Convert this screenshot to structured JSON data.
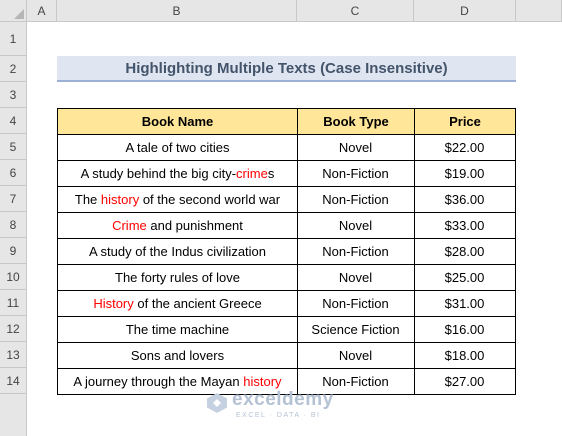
{
  "sheet": {
    "columns": [
      "A",
      "B",
      "C",
      "D"
    ],
    "rows": [
      "1",
      "2",
      "3",
      "4",
      "5",
      "6",
      "7",
      "8",
      "9",
      "10",
      "11",
      "12",
      "13",
      "14"
    ]
  },
  "title": "Highlighting Multiple Texts (Case Insensitive)",
  "table": {
    "headers": [
      "Book Name",
      "Book Type",
      "Price"
    ],
    "rows": [
      {
        "name": [
          {
            "t": "A tale of two cities",
            "hl": false
          }
        ],
        "type": "Novel",
        "price": "$22.00"
      },
      {
        "name": [
          {
            "t": "A study behind the big city-",
            "hl": false
          },
          {
            "t": "crime",
            "hl": true
          },
          {
            "t": "s",
            "hl": false
          }
        ],
        "type": "Non-Fiction",
        "price": "$19.00"
      },
      {
        "name": [
          {
            "t": "The ",
            "hl": false
          },
          {
            "t": "history",
            "hl": true
          },
          {
            "t": " of the second world war",
            "hl": false
          }
        ],
        "type": "Non-Fiction",
        "price": "$36.00"
      },
      {
        "name": [
          {
            "t": "Crime",
            "hl": true
          },
          {
            "t": " and punishment",
            "hl": false
          }
        ],
        "type": "Novel",
        "price": "$33.00"
      },
      {
        "name": [
          {
            "t": "A study of the Indus civilization",
            "hl": false
          }
        ],
        "type": "Non-Fiction",
        "price": "$28.00"
      },
      {
        "name": [
          {
            "t": "The forty rules of love",
            "hl": false
          }
        ],
        "type": "Novel",
        "price": "$25.00"
      },
      {
        "name": [
          {
            "t": "History",
            "hl": true
          },
          {
            "t": " of the ancient Greece",
            "hl": false
          }
        ],
        "type": "Non-Fiction",
        "price": "$31.00"
      },
      {
        "name": [
          {
            "t": "The time machine",
            "hl": false
          }
        ],
        "type": "Science Fiction",
        "price": "$16.00"
      },
      {
        "name": [
          {
            "t": "Sons and lovers",
            "hl": false
          }
        ],
        "type": "Novel",
        "price": "$18.00"
      },
      {
        "name": [
          {
            "t": "A journey through the Mayan ",
            "hl": false
          },
          {
            "t": "history",
            "hl": true
          }
        ],
        "type": "Non-Fiction",
        "price": "$27.00"
      }
    ]
  },
  "watermark": {
    "name": "exceldemy",
    "sub": "EXCEL · DATA · BI"
  },
  "colors": {
    "highlight": "#ff0000",
    "header_fill": "#ffe699",
    "title_fill": "#dfe6f2"
  }
}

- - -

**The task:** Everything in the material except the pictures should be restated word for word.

**Answer for the task:**
Convert this screenshot to structured JSON data.
{
  "sheet": {
    "columns": [
      "A",
      "B",
      "C",
      "D"
    ],
    "rows": [
      "1",
      "2",
      "3",
      "4",
      "5",
      "6",
      "7",
      "8",
      "9",
      "10",
      "11",
      "12",
      "13",
      "14"
    ]
  },
  "title": "Highlighting Multiple Texts (Case Insensitive)",
  "table": {
    "headers": [
      "Book Name",
      "Book Type",
      "Price"
    ],
    "rows": [
      {
        "name": [
          {
            "t": "A tale of two cities",
            "hl": false
          }
        ],
        "type": "Novel",
        "price": "$22.00"
      },
      {
        "name": [
          {
            "t": "A study behind the big city-",
            "hl": false
          },
          {
            "t": "crime",
            "hl": true
          },
          {
            "t": "s",
            "hl": false
          }
        ],
        "type": "Non-Fiction",
        "price": "$19.00"
      },
      {
        "name": [
          {
            "t": "The ",
            "hl": false
          },
          {
            "t": "history",
            "hl": true
          },
          {
            "t": " of the second world war",
            "hl": false
          }
        ],
        "type": "Non-Fiction",
        "price": "$36.00"
      },
      {
        "name": [
          {
            "t": "Crime",
            "hl": true
          },
          {
            "t": " and punishment",
            "hl": false
          }
        ],
        "type": "Novel",
        "price": "$33.00"
      },
      {
        "name": [
          {
            "t": "A study of the Indus civilization",
            "hl": false
          }
        ],
        "type": "Non-Fiction",
        "price": "$28.00"
      },
      {
        "name": [
          {
            "t": "The forty rules of love",
            "hl": false
          }
        ],
        "type": "Novel",
        "price": "$25.00"
      },
      {
        "name": [
          {
            "t": "History",
            "hl": true
          },
          {
            "t": " of the ancient Greece",
            "hl": false
          }
        ],
        "type": "Non-Fiction",
        "price": "$31.00"
      },
      {
        "name": [
          {
            "t": "The time machine",
            "hl": false
          }
        ],
        "type": "Science Fiction",
        "price": "$16.00"
      },
      {
        "name": [
          {
            "t": "Sons and lovers",
            "hl": false
          }
        ],
        "type": "Novel",
        "price": "$18.00"
      },
      {
        "name": [
          {
            "t": "A journey through the Mayan ",
            "hl": false
          },
          {
            "t": "history",
            "hl": true
          }
        ],
        "type": "Non-Fiction",
        "price": "$27.00"
      }
    ]
  },
  "watermark": {
    "name": "exceldemy",
    "sub": "EXCEL · DATA · BI"
  },
  "colors": {
    "highlight": "#ff0000",
    "header_fill": "#ffe699",
    "title_fill": "#dfe6f2"
  }
}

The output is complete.